─── GIVEN INFORMATION

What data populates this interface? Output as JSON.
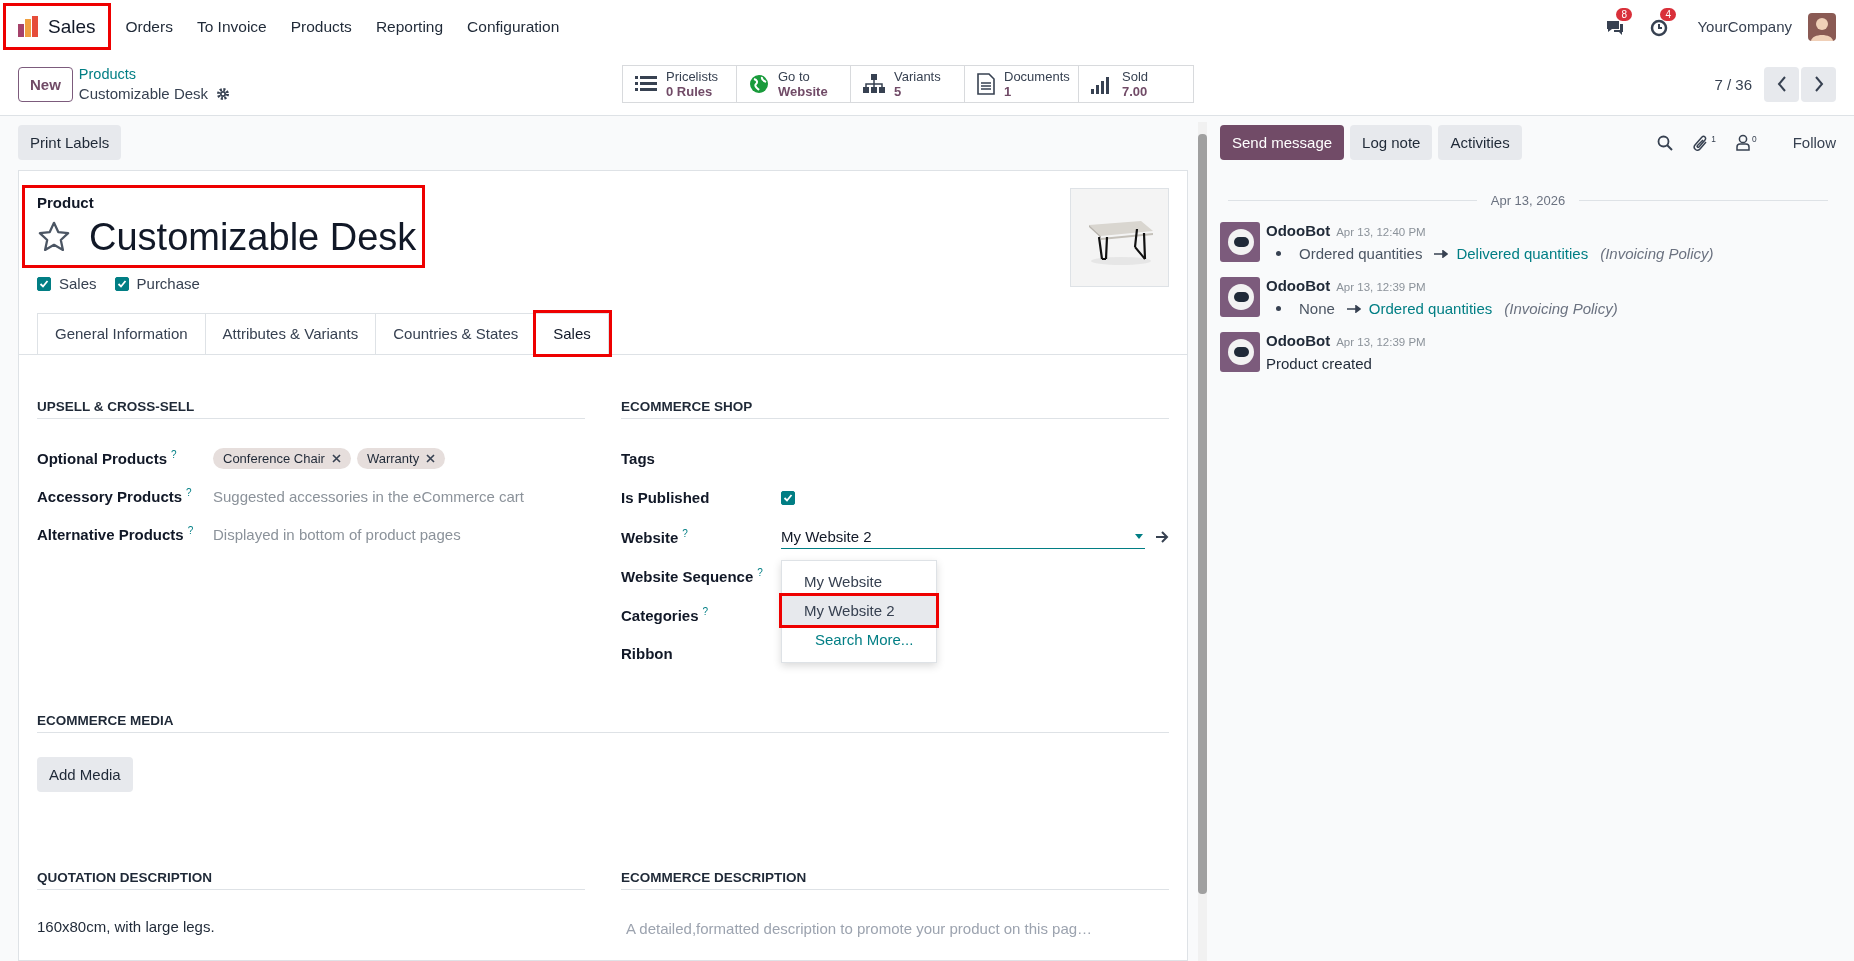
{
  "navbar": {
    "app": {
      "name": "Sales",
      "highlighted": true
    },
    "menu": [
      "Orders",
      "To Invoice",
      "Products",
      "Reporting",
      "Configuration"
    ],
    "messages_badge": "8",
    "activities_badge": "4",
    "company": "YourCompany"
  },
  "control_panel": {
    "new_button": "New",
    "breadcrumb": "Products",
    "record": "Customizable Desk",
    "stats": [
      {
        "kind": "list",
        "label": "Pricelists",
        "value": "0 Rules"
      },
      {
        "kind": "globe",
        "label": "Go to",
        "value": "Website"
      },
      {
        "kind": "tree",
        "label": "Variants",
        "value": "5"
      },
      {
        "kind": "document",
        "label": "Documents",
        "value": "1"
      },
      {
        "kind": "bars",
        "label": "Sold",
        "value": "7.00"
      }
    ],
    "pager": "7 / 36"
  },
  "print_labels": "Print Labels",
  "product": {
    "caption": "Product",
    "name": "Customizable Desk",
    "favorite": false,
    "highlighted": true,
    "flags": [
      {
        "label": "Sales",
        "checked": true
      },
      {
        "label": "Purchase",
        "checked": true
      }
    ]
  },
  "tabs": [
    {
      "label": "General Information",
      "selected": false,
      "highlighted": false
    },
    {
      "label": "Attributes & Variants",
      "selected": false,
      "highlighted": false
    },
    {
      "label": "Countries & States",
      "selected": false,
      "highlighted": false
    },
    {
      "label": "Sales",
      "selected": true,
      "highlighted": true
    }
  ],
  "upsell": {
    "title": "UPSELL & CROSS-SELL",
    "fields": [
      {
        "label": "Optional Products",
        "help": "?",
        "tags": [
          "Conference Chair",
          "Warranty"
        ]
      },
      {
        "label": "Accessory Products",
        "help": "?",
        "placeholder": "Suggested accessories in the eCommerce cart"
      },
      {
        "label": "Alternative Products",
        "help": "?",
        "placeholder": "Displayed in bottom of product pages"
      }
    ]
  },
  "ecommerce_shop": {
    "title": "ECOMMERCE SHOP",
    "fields": [
      {
        "kind": "text",
        "label": "Tags"
      },
      {
        "kind": "checkbox",
        "label": "Is Published",
        "checked": true
      },
      {
        "kind": "select",
        "label": "Website",
        "help": "?",
        "value": "My Website 2"
      },
      {
        "kind": "text",
        "label": "Website Sequence",
        "help": "?"
      },
      {
        "kind": "text",
        "label": "Categories",
        "help": "?"
      },
      {
        "kind": "text",
        "label": "Ribbon"
      }
    ]
  },
  "website_dropdown": {
    "options": [
      {
        "label": "My Website",
        "selected": false,
        "highlighted": false
      },
      {
        "label": "My Website 2",
        "selected": true,
        "highlighted": true
      }
    ],
    "search_more": "Search More..."
  },
  "ecommerce_media": {
    "title": "ECOMMERCE MEDIA",
    "button": "Add Media"
  },
  "quotation_description": {
    "title": "QUOTATION DESCRIPTION",
    "text": "160x80cm, with large legs."
  },
  "ecommerce_description": {
    "title": "ECOMMERCE DESCRIPTION",
    "placeholder": "A detailed,formatted description to promote your product on this pag…"
  },
  "chatter": {
    "buttons": [
      {
        "label": "Send message",
        "selected": true
      },
      {
        "label": "Log note",
        "selected": false
      },
      {
        "label": "Activities",
        "selected": false
      }
    ],
    "attachments_count": "1",
    "followers_count": "0",
    "follow": "Follow",
    "date": "Apr 13, 2026",
    "messages": [
      {
        "author": "OdooBot",
        "time": "Apr 13, 12:40 PM",
        "kind": "change",
        "old": "Ordered quantities",
        "new": "Delivered quantities",
        "field": "(Invoicing Policy)"
      },
      {
        "author": "OdooBot",
        "time": "Apr 13, 12:39 PM",
        "kind": "change",
        "old": "None",
        "new": "Ordered quantities",
        "field": "(Invoicing Policy)"
      },
      {
        "author": "OdooBot",
        "time": "Apr 13, 12:39 PM",
        "kind": "text",
        "body": "Product created"
      }
    ]
  }
}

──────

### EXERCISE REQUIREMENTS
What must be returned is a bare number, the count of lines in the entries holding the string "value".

### ANSWER TO THIS PROBLEM
6